This past Sunday afternoon, my good friend and former co-worker Andy came up to my apartment in downtown Shijiazhuang to visit my cat. After the requisite playtime, we left (sans cat) and biked a block east under the smoggy grey sky to meet Eva, another friend, outside Fangbei Printers. We were there to price out the book I’ll be publishing in a few months, The Crown of Secrets.
The project had its spark a little over four years ago when Adelle, a university friend who was teaching in Vietnam, posted pictures of some innocent-looking children’s books she’d come across in Hanoi. The stories started nicely enough, but they didn’t follow the pattern of happy peaceful endings that we in the West are accustomed to telling our kids. Instead, animals exploded, devoured each other, and caused general chaos, unresolved by the end save for a pretty unambiguous moral like “DON’T MAKE LIONS ANGRY.” I was hooked.
Around the same time, my sister had her first son, Braxton. The thought of him growing up in a world without bizarre, perplexing, hilarious, and sometimes twisted stories was deeply saddening to me, so I resolved to fill the void by writing children’s stories of my own.
The process was slow at first. I began by collaborating with local artist Kristin Richland. Her paintings and sketches gave me new ideas to write about; my stories (so she says) were great ground for growing art from. We started working first on my story The Evening Day and Grey, then on another inspired by her pictures of living clothes, Hunting My Dress.
It was fun. Before long I was writing more stories and had the vague idea of collecting them into a big, fat, colorful book like the ones I’d grown up reading. I had worked at Borders before its untimely demise, though, and I knew that the children’s book market was tough to break into. But, you know, whatever. I kept writing.
In the fall of 2012, just before the end of the world, I moved to China to begin teaching. I kept writing, kept having visions of the art that could happen, started designing pages for a book that could happen. I slowly began reaching out to other artists that I’d met along the way, some in real life and others in the magical world of the internet. I started thinking about how to build a Kickstarter campaign. Kristin would send me more drawings. I’d think of things I liked (“Goldfish! Goldfish are cool. And robots. Man. I really like robots. What if there was a story about them? What if I wrote it? I could totally do that.”). Artists wrote back and said they loved the stories and wanted to be a part of the project.

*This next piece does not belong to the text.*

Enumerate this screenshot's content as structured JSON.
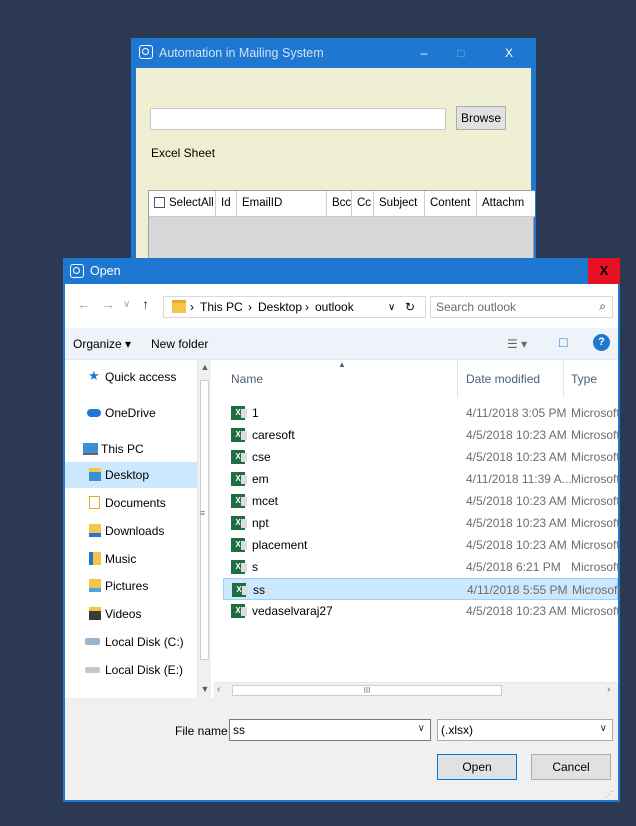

And suddenly, around Christmas of 2014, I realized I’d gradually gained enough momentum to actually do the thing I’d been dreaming of for several years: to write, have illustrated, and publish a book of weird stories for children.
Now, to put your mind at ease, none of the stories are – quite – as odd as the Vietnamese ones. Some are funny; some are wistful or sad; others are magic and fantastical; and still others simply slightly different perspectives on what might otherwise be mundane. Some are only a few dozen words; others take up ten pages. They’re written with a sense of wonder and credulity, and from what I’ve seen, they resonate with readers of all ages. And the artwork will be as diverse as the tales themselves – and phenomenal.

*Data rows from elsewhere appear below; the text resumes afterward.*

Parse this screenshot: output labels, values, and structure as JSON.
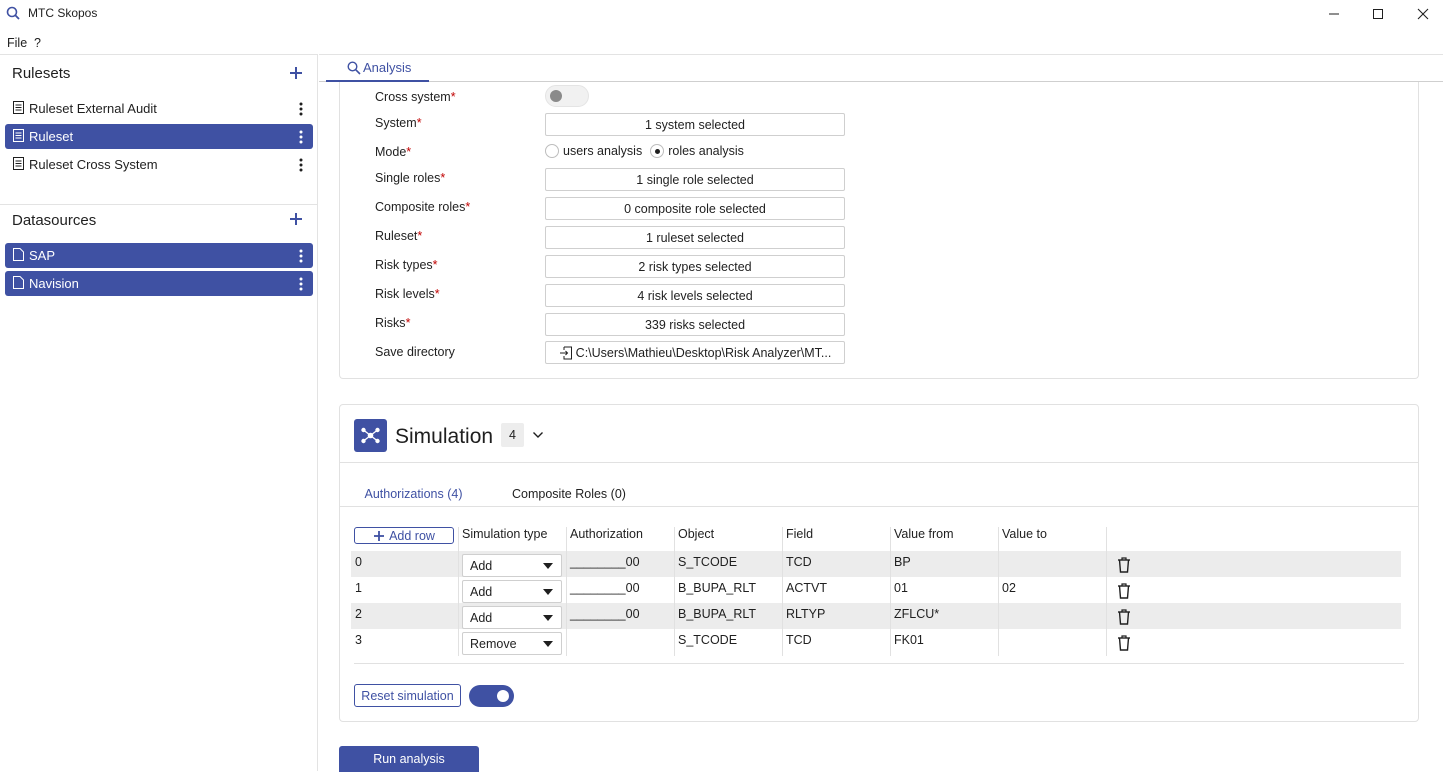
{
  "window": {
    "title": "MTC Skopos"
  },
  "menu": {
    "file": "File",
    "help": "?"
  },
  "sidebar": {
    "rulesets_title": "Rulesets",
    "rulesets": [
      {
        "label": "Ruleset External Audit"
      },
      {
        "label": "Ruleset"
      },
      {
        "label": "Ruleset Cross System"
      }
    ],
    "datasources_title": "Datasources",
    "datasources": [
      {
        "label": "SAP"
      },
      {
        "label": "Navision"
      }
    ]
  },
  "tabs": {
    "analysis": "Analysis"
  },
  "form": {
    "cross_system": "Cross system",
    "system": "System",
    "system_value": "1 system selected",
    "mode": "Mode",
    "mode_users": "users analysis",
    "mode_roles": "roles analysis",
    "single_roles": "Single roles",
    "single_roles_value": "1 single role selected",
    "composite_roles": "Composite roles",
    "composite_roles_value": "0 composite role selected",
    "ruleset": "Ruleset",
    "ruleset_value": "1 ruleset selected",
    "risk_types": "Risk types",
    "risk_types_value": "2 risk types selected",
    "risk_levels": "Risk levels",
    "risk_levels_value": "4 risk levels selected",
    "risks": "Risks",
    "risks_value": "339 risks selected",
    "save_directory": "Save directory",
    "save_directory_value": "C:\\Users\\Mathieu\\Desktop\\Risk Analyzer\\MT...",
    "required_mark": "*"
  },
  "simulation": {
    "title": "Simulation",
    "badge": "4",
    "tab_authorizations": "Authorizations (4)",
    "tab_composite": "Composite Roles (0)",
    "add_row": "Add row",
    "columns": [
      "Simulation type",
      "Authorization",
      "Object",
      "Field",
      "Value from",
      "Value to"
    ],
    "rows": [
      {
        "index": "0",
        "type": "Add",
        "authorization": "________00",
        "object": "S_TCODE",
        "field": "TCD",
        "value_from": "BP",
        "value_to": ""
      },
      {
        "index": "1",
        "type": "Add",
        "authorization": "________00",
        "object": "B_BUPA_RLT",
        "field": "ACTVT",
        "value_from": "01",
        "value_to": "02"
      },
      {
        "index": "2",
        "type": "Add",
        "authorization": "________00",
        "object": "B_BUPA_RLT",
        "field": "RLTYP",
        "value_from": "ZFLCU*",
        "value_to": ""
      },
      {
        "index": "3",
        "type": "Remove",
        "authorization": "",
        "object": "S_TCODE",
        "field": "TCD",
        "value_from": "FK01",
        "value_to": ""
      }
    ],
    "reset": "Reset simulation"
  },
  "actions": {
    "run": "Run analysis"
  },
  "colors": {
    "accent": "#3f51a3",
    "required": "#c00000"
  }
}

Here on this devblog, I’ll be introducing the artists over the next few weeks, sharing what drew me to them and their art. For now, let it suffice to say that I’m working with artists in four states and three foreign countries, and that I’m incredibly excited to be working with each one of them. I’ll also present a few of the stories to be featured, show drafts of the art as it comes in, and document the formation of the book – brainstorming, writing, art direction, fundraising, printing, shipping, distribution, and all the steps in between – as it goes from scribblings in my notebook to a real and solid book in your hands. I’m excited and honored to have you along for the journey.

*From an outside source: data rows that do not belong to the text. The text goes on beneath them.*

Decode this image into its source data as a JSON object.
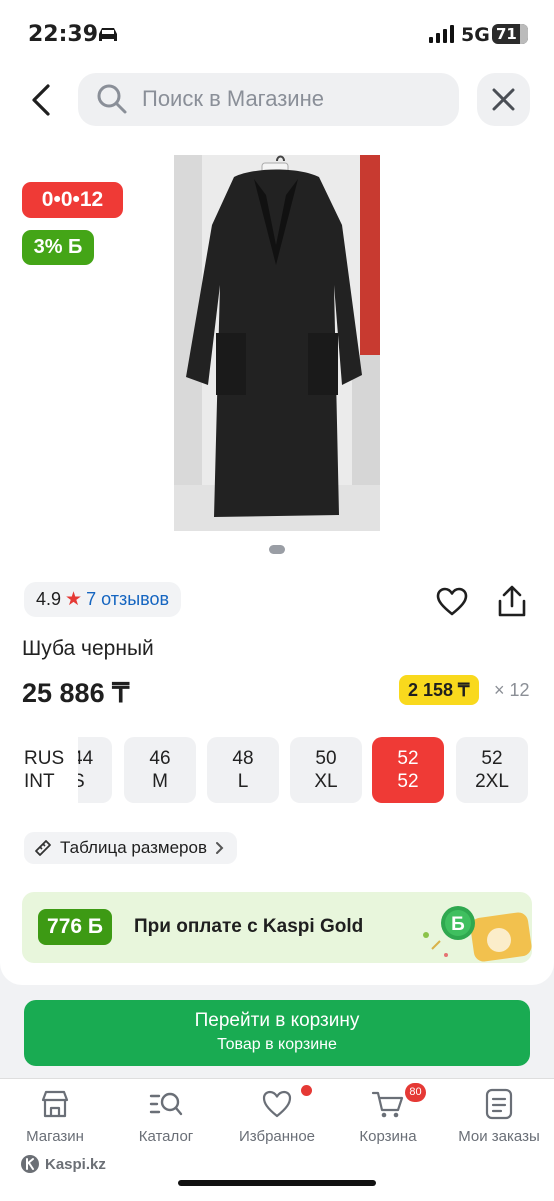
{
  "status_bar": {
    "time": "22:39",
    "network": "5G",
    "battery": "71"
  },
  "search": {
    "placeholder": "Поиск в Магазине"
  },
  "product": {
    "installment_badge": "0•0•12",
    "bonus_badge": "3% Б",
    "rating": "4.9",
    "reviews": "7 отзывов",
    "title": "Шуба черный",
    "price": "25 886 ₸",
    "monthly_price": "2 158 ₸",
    "months": "× 12"
  },
  "sizes": {
    "row_labels": [
      "RUS",
      "INT"
    ],
    "options": [
      {
        "rus": "44",
        "int": "S",
        "partial": true
      },
      {
        "rus": "46",
        "int": "M"
      },
      {
        "rus": "48",
        "int": "L"
      },
      {
        "rus": "50",
        "int": "XL"
      },
      {
        "rus": "52",
        "int": "52",
        "selected": true
      },
      {
        "rus": "52",
        "int": "2XL"
      }
    ],
    "chart_link": "Таблица размеров"
  },
  "kaspi_gold": {
    "bonus": "776 Б",
    "text": "При оплате с Kaspi Gold"
  },
  "cart_button": {
    "line1": "Перейти в корзину",
    "line2": "Товар в корзине"
  },
  "bottom_nav": {
    "items": [
      "Магазин",
      "Каталог",
      "Избранное",
      "Корзина",
      "Мои заказы"
    ],
    "cart_count": "80"
  },
  "watermark": "Kaspi.kz",
  "colors": {
    "accent_red": "#ef3a36",
    "kaspi_green": "#19ab52",
    "credit_yellow": "#f9d91d",
    "link_blue": "#1565c0"
  }
}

At the printer’s, our laoban measured the page thickness of Shaun Tan’s Tales from Outer Suburbia, the book I’d brought along as an example, and patiently listened as Andy translated my requirements for page size and quality. I gave estimates of how many copies I’d be printing and learned about the printing process itself, which would be handled about twenty minutes away, just south of the city’s second ring road. Eva handled the business questions – being Chinese, she knows how to deal with Chinese businesspeople much better than I. I got estimates that surprised me, in a very nice way, and did my best to keep a neutral face.
We weren’t finished; after an hour at Fengbei, we went on to check out a few other print shops, most of whose owners acted as though they’d never seen a book before. One was helpful, though, and provided a similar estimate to the first company. This I took to be a good sign.
As I biked back home, satchel filled with business cards and pricing documentation, I felt equal parts nervous and elated.
I’m going to make a book.